This method produces a range of stripes — straight in some woods, varied in others. A flake pattern is produced when slicing through medullary rays in some wood species, mainly oak. Most timber logs produce the same look as rift cut.
The half log, or flitch, is mounted with the heart side flat against the flitch table of the slicer. The slicing is done parallel to a line through the center of the timber to produce a distinct pattern.
A cut angle of 15 degrees to the radius of the flitch is used to minimize the ray flake affect in oak.
Plywood Veneer Matching Techniques
There are about four different techniques for creating the veneer patterns of the plywood surface.
This is easy to understand. The most common type of plywood face is whole sheet veneer.
Adjacent veneer sheets are joined side by side, same sides up, for a uniform grain pattern.
Every other piece of adjacent veneer is turned over, resulting in identical, but opposing grains.
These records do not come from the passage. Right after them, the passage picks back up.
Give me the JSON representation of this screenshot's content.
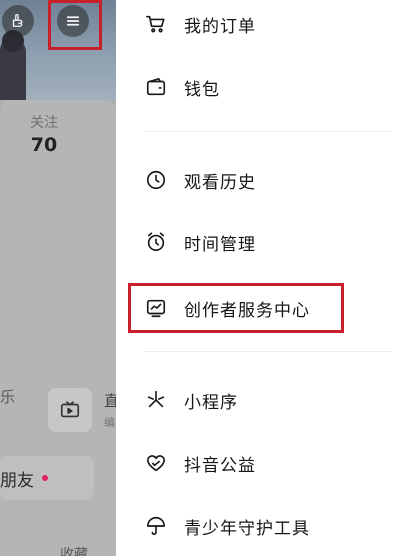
{
  "profile": {
    "following_label": "关注",
    "following_count": "70",
    "row_label_cut": "乐",
    "live_label_cut": "直",
    "live_sub_cut": "编",
    "friends_label": "朋友",
    "favorites_cut": "收藏"
  },
  "drawer": {
    "items": [
      {
        "label": "我的订单",
        "icon": "cart-icon"
      },
      {
        "label": "钱包",
        "icon": "wallet-icon"
      },
      {
        "label": "观看历史",
        "icon": "clock-icon"
      },
      {
        "label": "时间管理",
        "icon": "alarm-icon"
      },
      {
        "label": "创作者服务中心",
        "icon": "creator-chart-icon"
      },
      {
        "label": "小程序",
        "icon": "mini-program-icon"
      },
      {
        "label": "抖音公益",
        "icon": "charity-heart-icon"
      },
      {
        "label": "青少年守护工具",
        "icon": "umbrella-icon"
      }
    ]
  },
  "colors": {
    "highlight": "#c8202a",
    "notification_dot": "#e0245e"
  }
}
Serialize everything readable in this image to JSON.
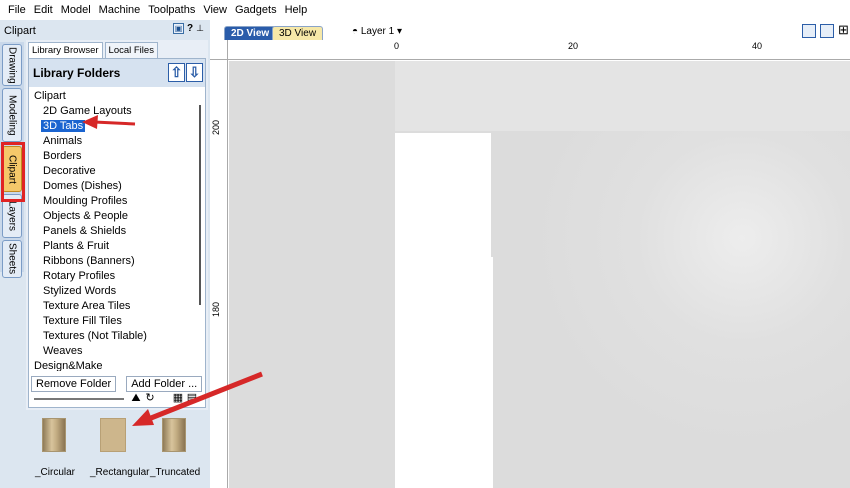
{
  "menu": [
    "File",
    "Edit",
    "Model",
    "Machine",
    "Toolpaths",
    "View",
    "Gadgets",
    "Help"
  ],
  "panel": {
    "title": "Clipart",
    "help": "?",
    "vertical_tabs": [
      "Drawing",
      "Modeling",
      "Clipart",
      "Layers",
      "Sheets"
    ],
    "active_vertical_tab": "Clipart",
    "inner_tabs": [
      "Library Browser",
      "Local Files"
    ],
    "library_header": "Library Folders",
    "tree": [
      {
        "label": "Clipart",
        "level": 0
      },
      {
        "label": "2D Game Layouts",
        "level": 1
      },
      {
        "label": "3D Tabs",
        "level": 1,
        "selected": true
      },
      {
        "label": "Animals",
        "level": 1
      },
      {
        "label": "Borders",
        "level": 1
      },
      {
        "label": "Decorative",
        "level": 1
      },
      {
        "label": "Domes (Dishes)",
        "level": 1
      },
      {
        "label": "Moulding Profiles",
        "level": 1
      },
      {
        "label": "Objects & People",
        "level": 1
      },
      {
        "label": "Panels & Shields",
        "level": 1
      },
      {
        "label": "Plants & Fruit",
        "level": 1
      },
      {
        "label": "Ribbons (Banners)",
        "level": 1
      },
      {
        "label": "Rotary Profiles",
        "level": 1
      },
      {
        "label": "Stylized Words",
        "level": 1
      },
      {
        "label": "Texture Area Tiles",
        "level": 1
      },
      {
        "label": "Texture Fill Tiles",
        "level": 1
      },
      {
        "label": "Textures (Not Tilable)",
        "level": 1
      },
      {
        "label": "Weaves",
        "level": 1
      },
      {
        "label": "Design&Make",
        "level": 0
      }
    ],
    "buttons": {
      "remove": "Remove Folder",
      "add": "Add Folder ..."
    },
    "thumbnails": [
      "_Circular",
      "_Rectangular",
      "_Truncated"
    ]
  },
  "view": {
    "tabs": [
      "2D View",
      "3D View"
    ],
    "active_tab": "2D View",
    "layer": "Layer 1",
    "ruler_top": [
      "0",
      "20",
      "40"
    ],
    "ruler_left": [
      "200",
      "180"
    ]
  },
  "colors": {
    "accent": "#2a5caa",
    "highlight": "#1a64d0",
    "annotation": "#e02424"
  }
}
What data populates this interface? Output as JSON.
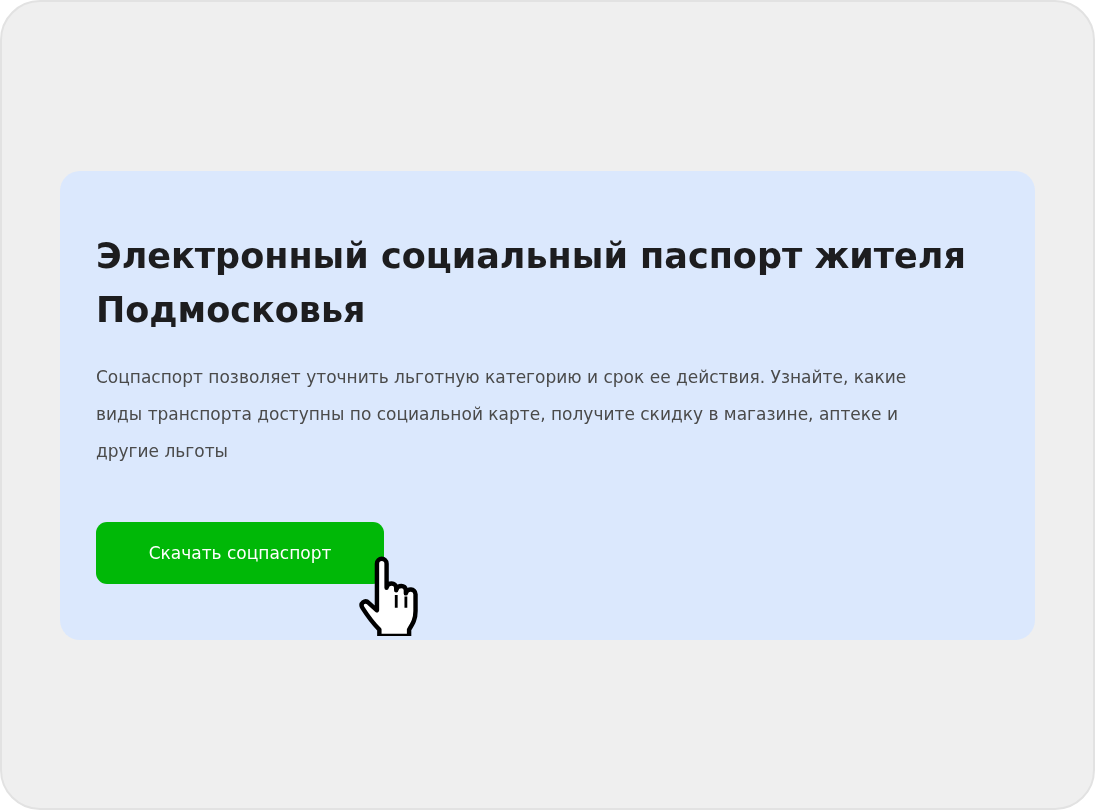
{
  "card": {
    "title": "Электронный социальный паспорт жителя Подмосковья",
    "description": "Соцпаспорт позволяет уточнить льготную категорию и срок ее действия. Узнайте, какие виды транспорта доступны по социальной карте, получите скидку в магазине, аптеке и другие льготы",
    "button": {
      "label": "Скачать соцпаспорт"
    }
  }
}
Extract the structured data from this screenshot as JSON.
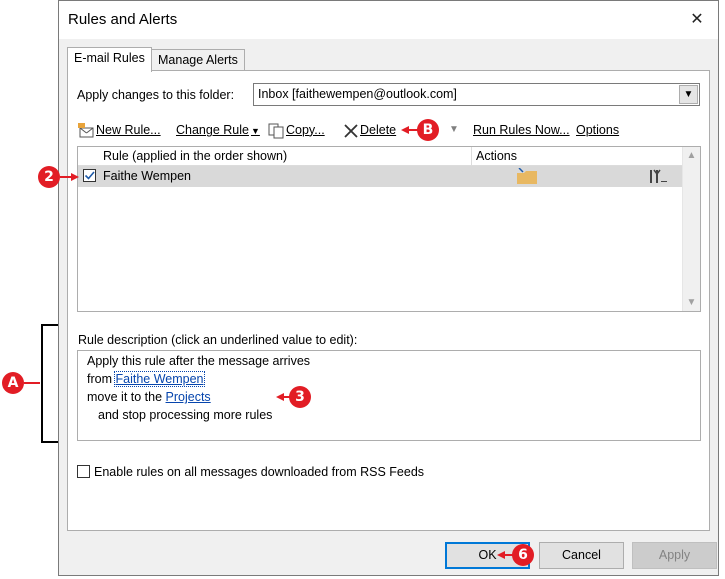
{
  "dialog": {
    "title": "Rules and Alerts",
    "close_symbol": "✕"
  },
  "tabs": [
    {
      "label": "E-mail Rules",
      "active": true
    },
    {
      "label": "Manage Alerts",
      "active": false
    }
  ],
  "folder": {
    "label": "Apply changes to this folder:",
    "value": "Inbox [faithewempen@outlook.com]"
  },
  "toolbar": {
    "new_rule": "New Rule...",
    "change_rule": "Change Rule",
    "copy": "Copy...",
    "delete": "Delete",
    "run_rules": "Run Rules Now...",
    "options": "Options"
  },
  "rules_list": {
    "headers": {
      "rule": "Rule (applied in the order shown)",
      "actions": "Actions"
    },
    "rows": [
      {
        "name": "Faithe Wempen",
        "checked": true
      }
    ]
  },
  "description": {
    "label": "Rule description (click an underlined value to edit):",
    "line1": "Apply this rule after the message arrives",
    "from_prefix": "from",
    "from_link": "Faithe Wempen",
    "move_prefix": "move it to the",
    "move_link": "Projects",
    "line4": "and stop processing more rules"
  },
  "rss": {
    "label": "Enable rules on all messages downloaded from RSS Feeds",
    "checked": false
  },
  "buttons": {
    "ok": "OK",
    "cancel": "Cancel",
    "apply": "Apply"
  },
  "callouts": {
    "a": "A",
    "b": "B",
    "two": "2",
    "three": "3",
    "six": "6"
  },
  "colors": {
    "callout": "#e21d25",
    "link": "#0645ad",
    "primary_border": "#0078d7"
  }
}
Veneers intentionally do not match at the joints, providing a casual and natural effect.